▶ _EXERCISE DESCRIPTION_: The records that follow must be reproduced in full, with every picture excluded.

(Items from an interface collection)
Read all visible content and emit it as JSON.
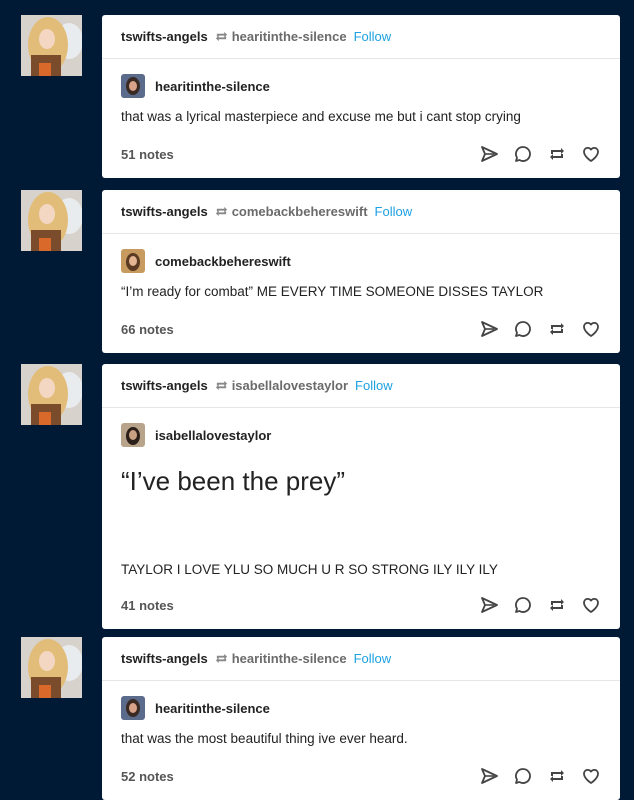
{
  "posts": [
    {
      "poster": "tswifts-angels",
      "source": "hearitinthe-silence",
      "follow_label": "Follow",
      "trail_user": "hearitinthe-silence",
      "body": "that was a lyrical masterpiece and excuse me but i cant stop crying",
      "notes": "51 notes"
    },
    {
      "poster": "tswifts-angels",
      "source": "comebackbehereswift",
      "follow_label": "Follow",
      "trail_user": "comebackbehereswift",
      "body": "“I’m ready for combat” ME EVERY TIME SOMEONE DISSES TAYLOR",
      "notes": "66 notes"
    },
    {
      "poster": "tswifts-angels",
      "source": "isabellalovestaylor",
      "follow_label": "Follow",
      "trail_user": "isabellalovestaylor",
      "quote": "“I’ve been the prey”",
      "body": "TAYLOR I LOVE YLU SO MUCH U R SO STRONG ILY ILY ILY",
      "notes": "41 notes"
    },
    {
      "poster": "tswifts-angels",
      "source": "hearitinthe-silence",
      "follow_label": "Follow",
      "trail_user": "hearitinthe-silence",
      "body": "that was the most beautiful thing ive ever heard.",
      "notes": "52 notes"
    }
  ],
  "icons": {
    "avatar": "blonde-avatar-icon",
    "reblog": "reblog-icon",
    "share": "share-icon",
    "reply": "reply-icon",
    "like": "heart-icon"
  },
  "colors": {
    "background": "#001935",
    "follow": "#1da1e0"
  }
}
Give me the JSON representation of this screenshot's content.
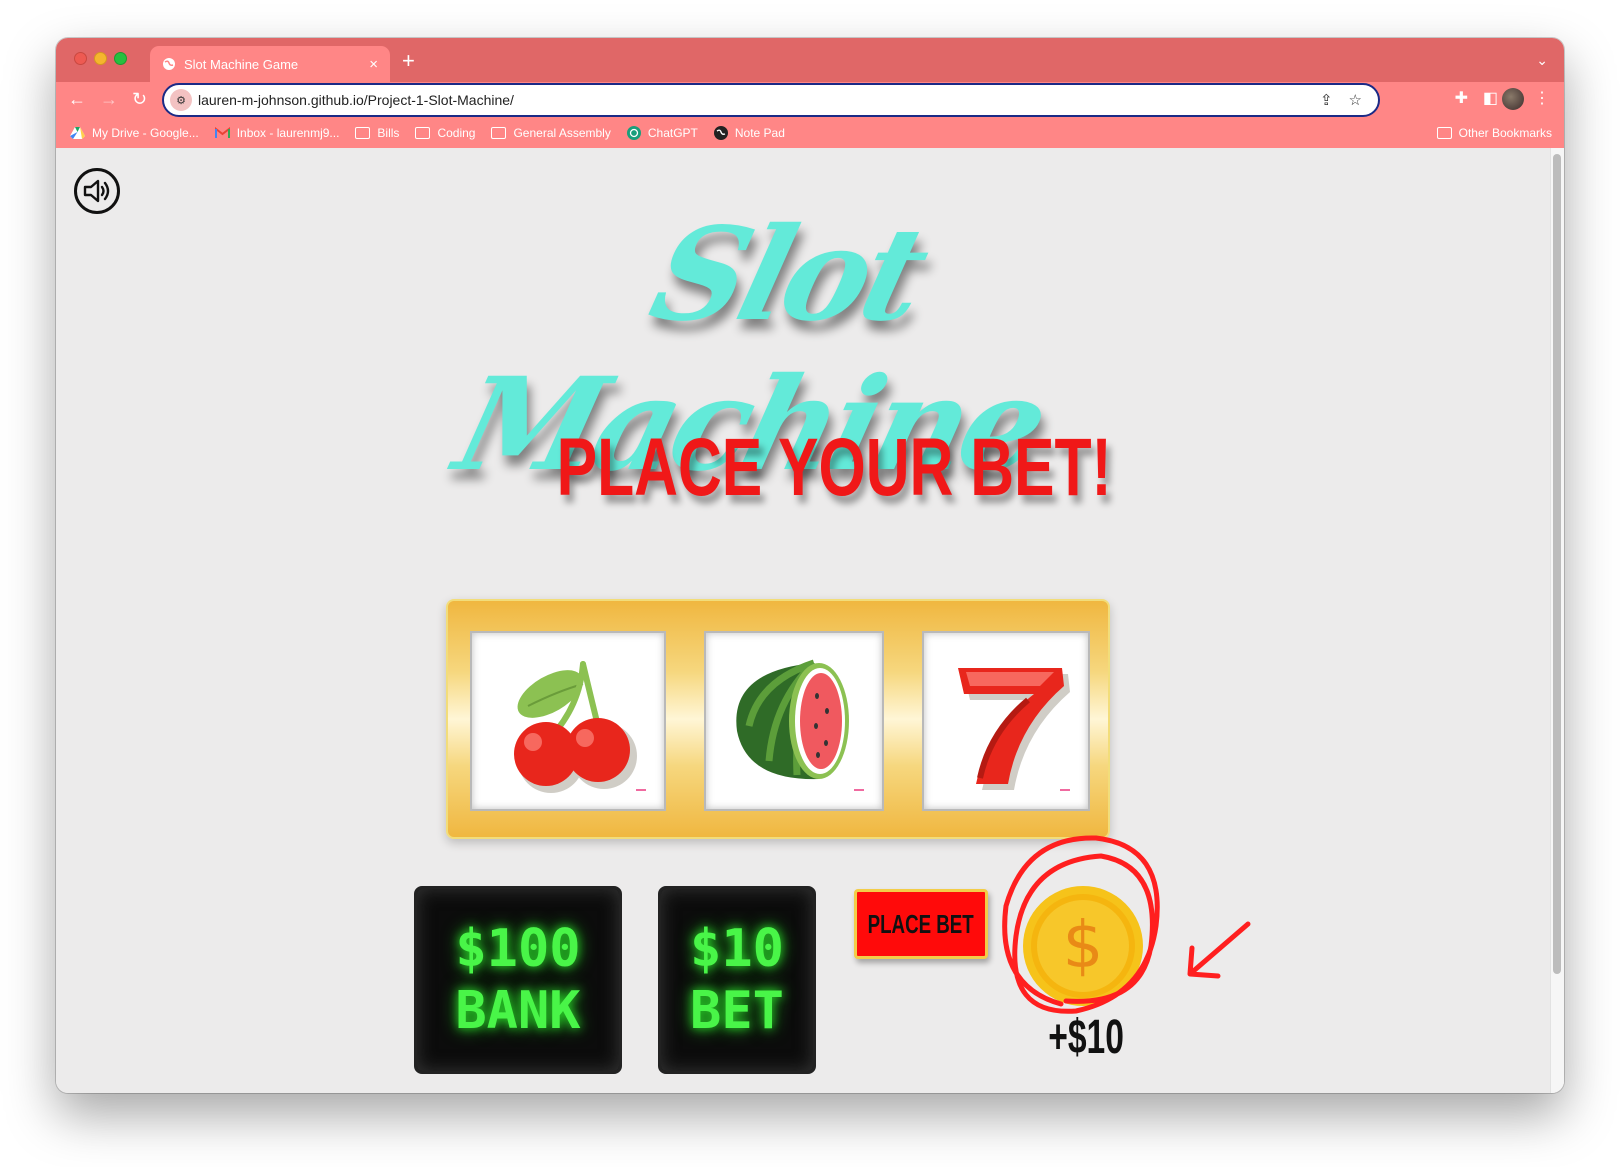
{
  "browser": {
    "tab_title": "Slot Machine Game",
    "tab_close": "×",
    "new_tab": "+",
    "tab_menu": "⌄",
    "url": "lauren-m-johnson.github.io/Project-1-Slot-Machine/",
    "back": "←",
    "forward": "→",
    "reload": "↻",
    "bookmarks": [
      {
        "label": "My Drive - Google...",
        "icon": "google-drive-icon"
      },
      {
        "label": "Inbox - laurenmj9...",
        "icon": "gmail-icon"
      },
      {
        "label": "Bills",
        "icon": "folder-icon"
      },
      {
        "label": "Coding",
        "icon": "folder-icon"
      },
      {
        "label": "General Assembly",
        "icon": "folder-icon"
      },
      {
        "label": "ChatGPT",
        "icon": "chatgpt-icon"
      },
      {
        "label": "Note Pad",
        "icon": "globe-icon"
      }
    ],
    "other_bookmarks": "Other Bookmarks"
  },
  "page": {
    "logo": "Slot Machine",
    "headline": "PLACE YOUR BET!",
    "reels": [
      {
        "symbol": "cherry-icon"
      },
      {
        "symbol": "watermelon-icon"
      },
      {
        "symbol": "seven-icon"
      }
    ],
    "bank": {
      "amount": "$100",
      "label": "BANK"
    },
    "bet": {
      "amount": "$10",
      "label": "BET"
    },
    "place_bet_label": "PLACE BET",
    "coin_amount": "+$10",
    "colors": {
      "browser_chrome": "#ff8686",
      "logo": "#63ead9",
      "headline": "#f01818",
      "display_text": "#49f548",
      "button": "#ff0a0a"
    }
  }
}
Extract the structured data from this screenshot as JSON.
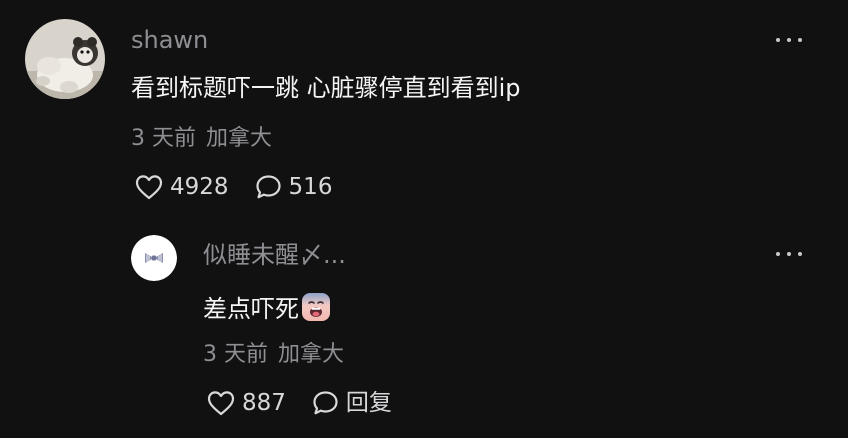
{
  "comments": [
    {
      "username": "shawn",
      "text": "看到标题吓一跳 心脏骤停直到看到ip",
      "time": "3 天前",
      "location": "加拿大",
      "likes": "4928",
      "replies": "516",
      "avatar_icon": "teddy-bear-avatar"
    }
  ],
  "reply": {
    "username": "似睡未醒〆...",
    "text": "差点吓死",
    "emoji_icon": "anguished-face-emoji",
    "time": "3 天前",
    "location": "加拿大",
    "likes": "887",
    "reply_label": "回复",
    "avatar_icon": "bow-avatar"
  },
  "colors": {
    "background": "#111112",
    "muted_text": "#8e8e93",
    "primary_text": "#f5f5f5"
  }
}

▶ _ANSWER TO THIS PROBLEM_:
Read all visible content and emit it as JSON.
{
  "posts": [
    {
      "poster": "tswifts-angels",
      "source": "hearitinthe-silence",
      "follow_label": "Follow",
      "trail_user": "hearitinthe-silence",
      "body": "that was a lyrical masterpiece and excuse me but i cant stop crying",
      "notes": "51 notes"
    },
    {
      "poster": "tswifts-angels",
      "source": "comebackbehereswift",
      "follow_label": "Follow",
      "trail_user": "comebackbehereswift",
      "body": "“I’m ready for combat” ME EVERY TIME SOMEONE DISSES TAYLOR",
      "notes": "66 notes"
    },
    {
      "poster": "tswifts-angels",
      "source": "isabellalovestaylor",
      "follow_label": "Follow",
      "trail_user": "isabellalovestaylor",
      "quote": "“I’ve been the prey”",
      "body": "TAYLOR I LOVE YLU SO MUCH U R SO STRONG ILY ILY ILY",
      "notes": "41 notes"
    },
    {
      "poster": "tswifts-angels",
      "source": "hearitinthe-silence",
      "follow_label": "Follow",
      "trail_user": "hearitinthe-silence",
      "body": "that was the most beautiful thing ive ever heard.",
      "notes": "52 notes"
    }
  ],
  "icons": {
    "avatar": "blonde-avatar-icon",
    "reblog": "reblog-icon",
    "share": "share-icon",
    "reply": "reply-icon",
    "like": "heart-icon"
  },
  "colors": {
    "background": "#001935",
    "follow": "#1da1e0"
  }
}
Give me the JSON representation of this screenshot's content.
{
  "browser": {
    "tab_title": "Slot Machine Game",
    "tab_close": "×",
    "new_tab": "+",
    "tab_menu": "⌄",
    "url": "lauren-m-johnson.github.io/Project-1-Slot-Machine/",
    "back": "←",
    "forward": "→",
    "reload": "↻",
    "bookmarks": [
      {
        "label": "My Drive - Google...",
        "icon": "google-drive-icon"
      },
      {
        "label": "Inbox - laurenmj9...",
        "icon": "gmail-icon"
      },
      {
        "label": "Bills",
        "icon": "folder-icon"
      },
      {
        "label": "Coding",
        "icon": "folder-icon"
      },
      {
        "label": "General Assembly",
        "icon": "folder-icon"
      },
      {
        "label": "ChatGPT",
        "icon": "chatgpt-icon"
      },
      {
        "label": "Note Pad",
        "icon": "globe-icon"
      }
    ],
    "other_bookmarks": "Other Bookmarks"
  },
  "page": {
    "logo": "Slot Machine",
    "headline": "PLACE YOUR BET!",
    "reels": [
      {
        "symbol": "cherry-icon"
      },
      {
        "symbol": "watermelon-icon"
      },
      {
        "symbol": "seven-icon"
      }
    ],
    "bank": {
      "amount": "$100",
      "label": "BANK"
    },
    "bet": {
      "amount": "$10",
      "label": "BET"
    },
    "place_bet_label": "PLACE BET",
    "coin_amount": "+$10",
    "colors": {
      "browser_chrome": "#ff8686",
      "logo": "#63ead9",
      "headline": "#f01818",
      "display_text": "#49f548",
      "button": "#ff0a0a"
    }
  }
}
Extract the structured data from this screenshot as JSON.
{
  "comments": [
    {
      "username": "shawn",
      "text": "看到标题吓一跳 心脏骤停直到看到ip",
      "time": "3 天前",
      "location": "加拿大",
      "likes": "4928",
      "replies": "516",
      "avatar_icon": "teddy-bear-avatar"
    }
  ],
  "reply": {
    "username": "似睡未醒〆...",
    "text": "差点吓死",
    "emoji_icon": "anguished-face-emoji",
    "time": "3 天前",
    "location": "加拿大",
    "likes": "887",
    "reply_label": "回复",
    "avatar_icon": "bow-avatar"
  },
  "colors": {
    "background": "#111112",
    "muted_text": "#8e8e93",
    "primary_text": "#f5f5f5"
  }
}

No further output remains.